Data supplied section start

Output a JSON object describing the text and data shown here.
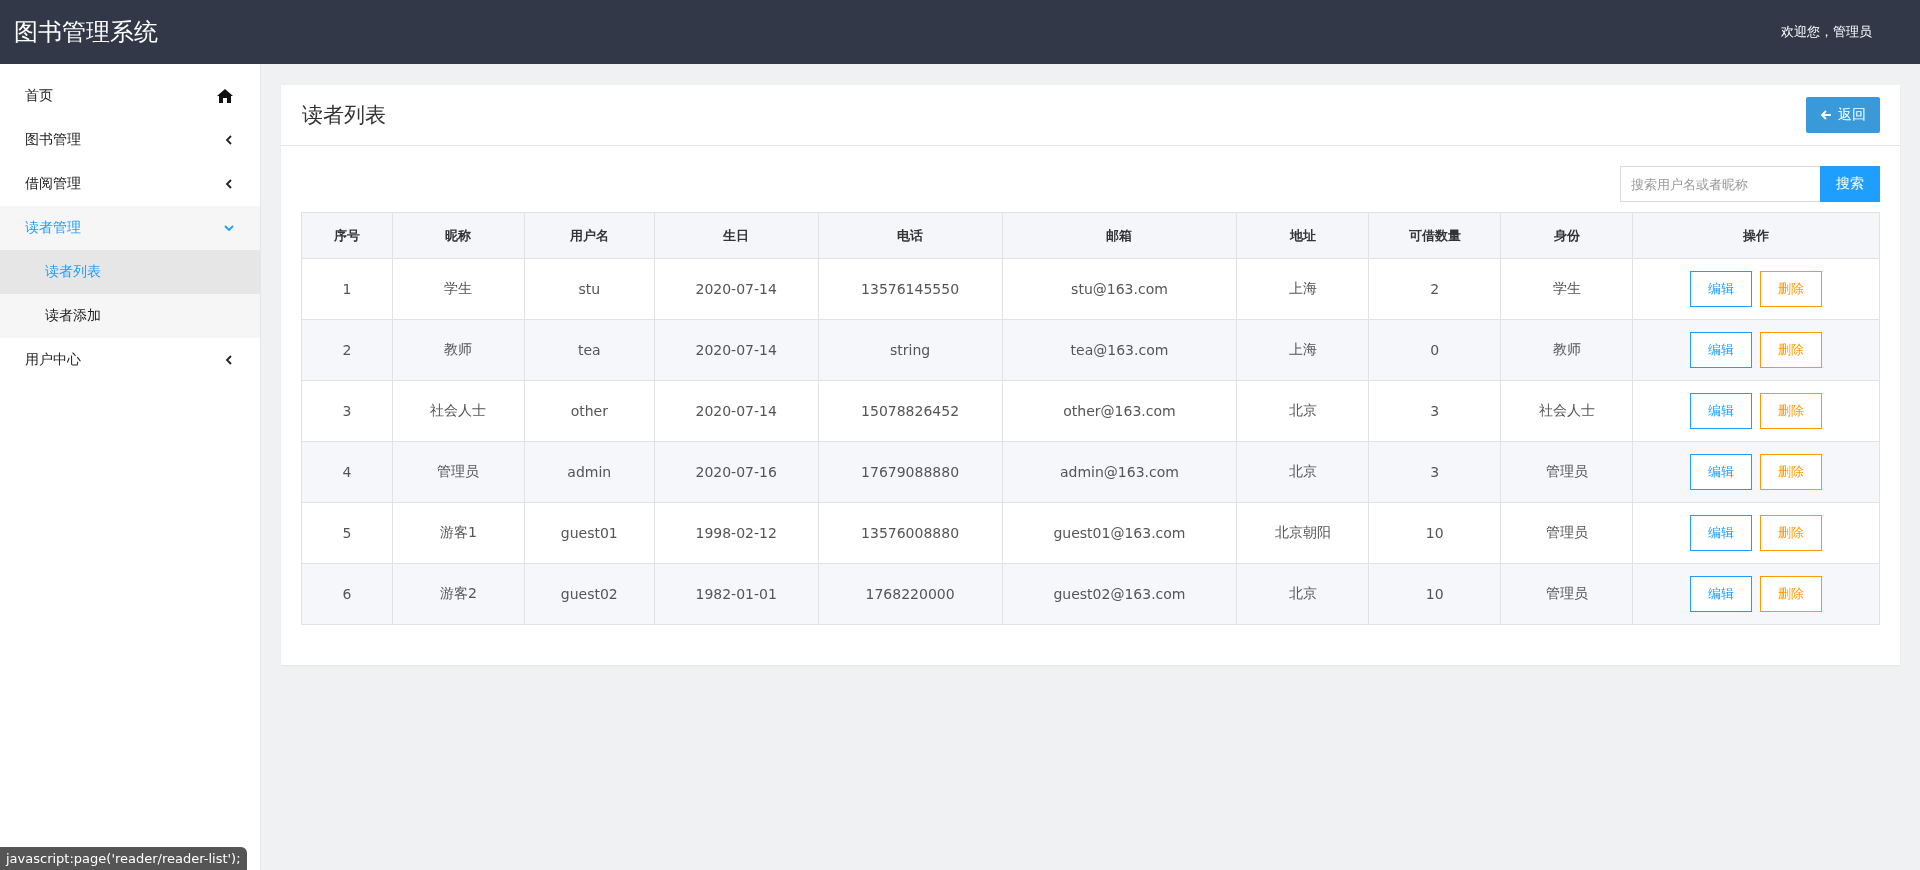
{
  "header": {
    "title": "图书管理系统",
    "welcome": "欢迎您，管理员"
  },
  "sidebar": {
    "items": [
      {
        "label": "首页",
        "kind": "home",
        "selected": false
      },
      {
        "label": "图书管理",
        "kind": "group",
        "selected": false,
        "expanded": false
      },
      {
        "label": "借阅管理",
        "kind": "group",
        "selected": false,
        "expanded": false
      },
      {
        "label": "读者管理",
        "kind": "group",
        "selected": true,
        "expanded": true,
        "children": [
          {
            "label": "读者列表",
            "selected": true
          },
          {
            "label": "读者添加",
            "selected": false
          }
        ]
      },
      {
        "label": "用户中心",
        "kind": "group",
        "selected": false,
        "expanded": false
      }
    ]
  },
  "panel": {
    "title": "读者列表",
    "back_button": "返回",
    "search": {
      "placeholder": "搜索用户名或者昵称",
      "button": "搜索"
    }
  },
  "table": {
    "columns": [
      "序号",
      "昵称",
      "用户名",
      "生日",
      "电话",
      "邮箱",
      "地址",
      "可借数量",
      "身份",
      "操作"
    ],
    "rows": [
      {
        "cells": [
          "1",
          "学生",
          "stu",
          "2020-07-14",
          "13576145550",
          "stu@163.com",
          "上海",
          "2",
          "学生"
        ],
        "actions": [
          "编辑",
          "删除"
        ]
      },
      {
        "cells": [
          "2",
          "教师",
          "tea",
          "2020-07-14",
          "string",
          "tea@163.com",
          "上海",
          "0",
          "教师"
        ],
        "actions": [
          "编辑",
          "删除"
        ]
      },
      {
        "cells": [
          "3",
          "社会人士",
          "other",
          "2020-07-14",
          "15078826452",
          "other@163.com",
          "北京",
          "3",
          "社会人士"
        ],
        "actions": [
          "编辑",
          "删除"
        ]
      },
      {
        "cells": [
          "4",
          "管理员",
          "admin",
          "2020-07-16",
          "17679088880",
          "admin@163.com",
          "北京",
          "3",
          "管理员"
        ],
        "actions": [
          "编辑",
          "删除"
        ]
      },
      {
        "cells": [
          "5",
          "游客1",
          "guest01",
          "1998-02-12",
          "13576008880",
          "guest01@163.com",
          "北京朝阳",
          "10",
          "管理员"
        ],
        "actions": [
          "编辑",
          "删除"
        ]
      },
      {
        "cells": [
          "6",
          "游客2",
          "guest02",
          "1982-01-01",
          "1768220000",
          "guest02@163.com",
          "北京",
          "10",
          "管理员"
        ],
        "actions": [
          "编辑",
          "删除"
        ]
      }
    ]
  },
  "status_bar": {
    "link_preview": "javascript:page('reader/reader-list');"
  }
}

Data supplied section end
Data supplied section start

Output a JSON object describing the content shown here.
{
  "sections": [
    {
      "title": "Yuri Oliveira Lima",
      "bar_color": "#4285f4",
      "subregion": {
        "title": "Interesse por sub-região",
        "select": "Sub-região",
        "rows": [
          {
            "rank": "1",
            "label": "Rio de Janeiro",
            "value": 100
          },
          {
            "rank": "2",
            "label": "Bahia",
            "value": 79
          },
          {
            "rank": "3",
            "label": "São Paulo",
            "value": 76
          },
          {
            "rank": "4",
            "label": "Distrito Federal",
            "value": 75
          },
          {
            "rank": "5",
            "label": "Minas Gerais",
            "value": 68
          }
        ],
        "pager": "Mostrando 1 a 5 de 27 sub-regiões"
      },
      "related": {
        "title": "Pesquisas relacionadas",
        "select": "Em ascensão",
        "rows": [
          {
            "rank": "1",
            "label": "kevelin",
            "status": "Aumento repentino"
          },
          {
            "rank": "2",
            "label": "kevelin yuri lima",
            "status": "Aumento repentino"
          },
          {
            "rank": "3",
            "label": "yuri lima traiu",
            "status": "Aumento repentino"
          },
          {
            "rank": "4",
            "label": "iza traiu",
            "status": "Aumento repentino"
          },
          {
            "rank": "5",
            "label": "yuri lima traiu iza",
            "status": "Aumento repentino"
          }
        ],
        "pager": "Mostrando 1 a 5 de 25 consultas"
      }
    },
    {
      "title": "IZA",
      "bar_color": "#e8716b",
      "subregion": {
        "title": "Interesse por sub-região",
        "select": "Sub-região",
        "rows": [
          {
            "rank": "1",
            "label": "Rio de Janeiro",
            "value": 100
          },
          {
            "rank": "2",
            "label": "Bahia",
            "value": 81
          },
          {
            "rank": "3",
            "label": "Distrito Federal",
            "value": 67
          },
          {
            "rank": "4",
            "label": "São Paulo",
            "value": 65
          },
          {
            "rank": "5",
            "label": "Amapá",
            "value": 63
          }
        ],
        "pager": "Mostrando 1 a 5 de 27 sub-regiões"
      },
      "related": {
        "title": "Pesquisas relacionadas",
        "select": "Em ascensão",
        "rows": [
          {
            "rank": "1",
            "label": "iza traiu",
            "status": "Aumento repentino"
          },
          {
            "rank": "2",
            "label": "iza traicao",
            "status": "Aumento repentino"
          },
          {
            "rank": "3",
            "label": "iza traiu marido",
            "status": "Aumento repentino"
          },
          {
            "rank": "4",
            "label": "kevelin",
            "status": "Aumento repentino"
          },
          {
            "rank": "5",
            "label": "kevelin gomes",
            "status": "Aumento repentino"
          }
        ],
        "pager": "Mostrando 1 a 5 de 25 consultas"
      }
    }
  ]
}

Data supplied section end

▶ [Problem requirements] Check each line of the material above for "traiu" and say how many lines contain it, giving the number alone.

▶ [Reply] 5